Terror Remakes Still High On Hollywood’s List.
Horror remakes, also known as “Re-imaginings” are still Hollywood’s “thing.”
Within the past fifteen years, filmmakers have revisited terror classics Carrie, Evil Dead, A Nightmare on Elm Street, The Wolf Man, The Crazies, Fright Night, The Stepfather, Halloween, The Omen, and House of Wax, among other titles.
Across the countless movie discussion boards “Why?” is the typical question from fans, who suddenly learn that their favourite horror classic is getting the remake treatment.
Directors, producers and screenwriters usually answer that question with the standard “We wanted to re-invent this movie for a brand new generation” response.
That’s hardly a satisfying explanation, but in most cases it seems to be the only one that is officially available. Of course, it doesn’t take a genius to figure out that it’s also about box office bucks.
In this remake friendly era, then, it was probably only a matter of time before Poltergeist hit the list. Tobe Hooper helmed the original 1982 version, produced by Steven Spielberg, about an all American family who experience intense supernatural activity after moving into an all American suburban home built over a former burial ground. That title is a brilliant piece of filmmaking, and remains a truly scary movie.
The late Heather O’Rourke gives an excellent performance as young Carol Anne Freeling – the youngest member of the family who is kidnapped by the entities plaguing the house.
However, the same cannot be said for director Gil Kennan’s new version of the movie. Aside from the fact that the movie is made in 3D and characters use smart phones, the storyline, adapted by David Lindsay-Abaire, is pretty much the same.
Sam Rockwell and Rosemary DeWitt play suburban parents Eric and Amy Bowen, while Saxon Sharbino, Kyle Catlett and Kennedi Clements, make up the Bowen children, Kendra, Griffin and Madison, affectionately known as “Maddy,” respectively. This time around it’s Maddy’s turn to get the ghostly kidnapping treatment.

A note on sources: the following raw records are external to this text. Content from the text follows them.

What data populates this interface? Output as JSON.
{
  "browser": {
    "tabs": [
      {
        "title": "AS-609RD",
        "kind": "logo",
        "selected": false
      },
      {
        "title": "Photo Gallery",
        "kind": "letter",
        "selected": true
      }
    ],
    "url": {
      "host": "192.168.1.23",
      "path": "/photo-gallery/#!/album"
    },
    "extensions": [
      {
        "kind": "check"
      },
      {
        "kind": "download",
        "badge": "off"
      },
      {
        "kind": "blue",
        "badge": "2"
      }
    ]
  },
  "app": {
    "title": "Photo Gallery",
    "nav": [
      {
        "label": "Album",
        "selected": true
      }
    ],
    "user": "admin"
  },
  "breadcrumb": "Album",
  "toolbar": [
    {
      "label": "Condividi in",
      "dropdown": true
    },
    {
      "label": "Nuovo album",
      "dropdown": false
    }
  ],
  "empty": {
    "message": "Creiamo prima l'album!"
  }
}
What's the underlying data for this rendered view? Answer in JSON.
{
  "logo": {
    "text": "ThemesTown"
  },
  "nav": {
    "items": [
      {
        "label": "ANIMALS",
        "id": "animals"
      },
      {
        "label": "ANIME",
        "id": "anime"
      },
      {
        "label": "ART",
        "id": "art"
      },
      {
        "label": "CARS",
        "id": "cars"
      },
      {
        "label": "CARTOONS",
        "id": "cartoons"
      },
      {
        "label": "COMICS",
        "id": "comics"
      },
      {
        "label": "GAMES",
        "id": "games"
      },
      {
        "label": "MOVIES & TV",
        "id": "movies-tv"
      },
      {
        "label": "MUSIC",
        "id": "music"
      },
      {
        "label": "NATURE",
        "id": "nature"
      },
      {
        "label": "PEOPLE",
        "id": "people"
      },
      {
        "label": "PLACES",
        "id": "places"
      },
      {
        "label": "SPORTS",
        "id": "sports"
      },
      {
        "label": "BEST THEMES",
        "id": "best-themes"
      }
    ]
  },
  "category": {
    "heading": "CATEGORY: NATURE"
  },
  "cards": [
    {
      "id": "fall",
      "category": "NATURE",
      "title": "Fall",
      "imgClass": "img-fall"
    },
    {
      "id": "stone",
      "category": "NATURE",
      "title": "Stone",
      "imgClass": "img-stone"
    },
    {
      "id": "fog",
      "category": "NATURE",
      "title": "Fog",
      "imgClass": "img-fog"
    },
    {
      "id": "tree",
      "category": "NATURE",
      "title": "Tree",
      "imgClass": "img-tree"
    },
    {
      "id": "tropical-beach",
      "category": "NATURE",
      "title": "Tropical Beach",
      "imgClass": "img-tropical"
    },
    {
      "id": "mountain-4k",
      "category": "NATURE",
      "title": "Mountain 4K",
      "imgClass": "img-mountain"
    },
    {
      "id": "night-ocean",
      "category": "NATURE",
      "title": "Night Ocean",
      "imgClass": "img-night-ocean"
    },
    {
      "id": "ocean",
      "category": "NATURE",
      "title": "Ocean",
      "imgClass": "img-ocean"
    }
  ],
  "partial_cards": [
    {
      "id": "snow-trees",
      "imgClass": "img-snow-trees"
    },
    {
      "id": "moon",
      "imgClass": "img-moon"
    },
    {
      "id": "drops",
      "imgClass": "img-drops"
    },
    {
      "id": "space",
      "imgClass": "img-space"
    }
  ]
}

But unlike Hooper’s remake, which invokes genuine chills and sheer dead, this rehash conjures up little more than yawns. Whereas the original often left much to the imagination, the new Poltergeist throws everything in our faces and leaves nothing to the imagination.
When John Carpenter directed and scored the original Halloween back in 1978, he was a then unknown indie filmmaker whose brilliant and groundbreaking idea went on to become a horror classic. His work was not a remake of an older film – it was a fresh, unique and ingenuous approach to a long-standing genre. Michael Myers, the film’s masked and terrifyingly silent star killer, has retained major iconic status for more than thirty years.
Then there’s Wes Craven, who directed the 1984 version of A Nightmare on Elm Street. He got his idea for burnt serial killer / dream stalker Freddy Krueger, whose razor enhanced glove kills people in their dreams, from a series of new reports about seemingly healthy Cambodians who were mysteriously dying in their sleep. From those reports, he created his own mythology and a character who has also remained ingrained in popular culture.
In a nutshell, the horror genre is in desperate need of John Carpenters and Wes Cravens – people who, instead of travelling down the same old road over and over again, are willing to take a chance with fresh, compelling and invigorating material. Any good filmmaker should know that a mere remake just cannot re-capture the magic, uniqueness and splendour of the original film – it really is that simple.
Studio: Fox 2000 & MGM
Director: Gil Kenan
Stars: Sam Rockwell, Rosemarie DeWitt, Jared Harris and Jane Adams
Screenwriter: David Lindsay-Abaire
Producers: Sam Raimi, Rob Tapert and Roy Lee
Executive Producers: J.R. Young, Audrey Chon and Becki Cross Trujillo
Source: Press Notes
Image Info: Copyright Fox 2000 & MGM 2015. All Rights Reserved